The Isle of Man Tourist Trophy is the greatest motorcycle road race in the world, the ultimate challenge for rider and machine. It has always called for a commitment far beyond any other racing event, and many have made the ultimate sacrifice in their quest for victory. TT: Closer to the Edge is a story about freedom of choice, the strength of human spirit and the will to win. It's also an examination of what motivates those rare few, this elite band of brothers who risk everything to win.
I should start this review by saying that although I enjoy watching motor car racing (especially Formula 1), I've never followed motorbike racing and I don't ride a motorbike either. To be honest, they scare me half to death. And I came to this film having just seen the much-hyped Senna, which I enjoyed and admired, but wouldn't rate as a great film. I was fearing that it would be similarly over-hyped. But I couldn't be more wrong. This is one of the best documentaries I have ever seen and I would recommend it to everyone regardless of whether or not they like motor racing (of any type).

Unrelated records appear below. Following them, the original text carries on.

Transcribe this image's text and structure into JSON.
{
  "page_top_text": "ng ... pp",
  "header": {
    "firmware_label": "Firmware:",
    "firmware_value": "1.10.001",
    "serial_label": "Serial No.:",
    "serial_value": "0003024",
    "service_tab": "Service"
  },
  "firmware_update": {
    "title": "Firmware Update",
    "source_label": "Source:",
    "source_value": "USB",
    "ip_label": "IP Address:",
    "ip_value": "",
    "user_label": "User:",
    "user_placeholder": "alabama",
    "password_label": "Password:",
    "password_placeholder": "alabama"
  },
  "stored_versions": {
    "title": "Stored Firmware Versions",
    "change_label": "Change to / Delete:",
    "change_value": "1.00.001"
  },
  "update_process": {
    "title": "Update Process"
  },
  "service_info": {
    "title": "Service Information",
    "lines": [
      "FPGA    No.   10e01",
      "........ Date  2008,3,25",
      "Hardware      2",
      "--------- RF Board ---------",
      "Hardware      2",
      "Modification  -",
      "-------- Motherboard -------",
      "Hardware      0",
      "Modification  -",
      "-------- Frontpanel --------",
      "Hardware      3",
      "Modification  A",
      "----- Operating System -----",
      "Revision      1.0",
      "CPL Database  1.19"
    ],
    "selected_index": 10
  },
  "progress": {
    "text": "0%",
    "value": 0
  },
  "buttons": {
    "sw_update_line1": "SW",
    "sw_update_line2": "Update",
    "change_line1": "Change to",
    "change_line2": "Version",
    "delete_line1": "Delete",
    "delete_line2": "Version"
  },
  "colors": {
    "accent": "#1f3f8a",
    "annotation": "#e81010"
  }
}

What makes this documentary so great is that it explores the human condition and, in particular, attempts to explain why these men risk their lives to win a race. And they certainly do risk their lives and they know they are risking their lives. The year of TT races that this documentary covers allows the filmmakers to explore the full range of experience. They do this by observing the participants and letting them talk. There is no attempt to force the analysis; instead, we see how these men are drawn into this obsessional pastime and it comes to define their lives. The film is quite extraordinary in the way you get behind the various characters and by the end you cannot help but admire their brave passion. The racing shots are pretty awesome as well. And if you don't know the story of that year's TT races, you will be drawn into a dramatic roller-coaster of emotion.
Only one aspect of the film disappointed me; the 3D. I wouldn't have minded if the whole film was in 3D or if none of it was (frankly I'd have preferred the whole thing in 2D so that I could concentrate on the characters). But the 3D version is deeply flawed because although most of the film is shot in 3D, they couldn't mount 3D cameras on the bikes. So what would have been the most amazing 3D shots ever - blasting around the life-threatening curves of the TT course - are absent. And the switching between the 2D and 3D causes you to notice and watch the effects rather than allowing you to focus on the story. But, of course, with this release, you can sit back and watch the whole film in blu-ray or DVD 2D, which is the way to go.
This really is a fabulous film and one of the cinematic gems of 2011.
Very difficult to say much more.100 mins main feature plus about the same in extras.Picture quality is fab.3d is ok ,not onboard though,which is the only negative you can say about it.If you have not seen this you should.
Liked the film, despite it being pretty hard to understand Guy Martin sometimes. The downsides are that the adverts are of the numerous, cannot-skip and very very long variety, which is just a disgusting way to treat paying customers.
When I got he DVD the last 10 minutes were not viewable as well due to a bad disc skipping all the time, but of course I probably just got a bad one...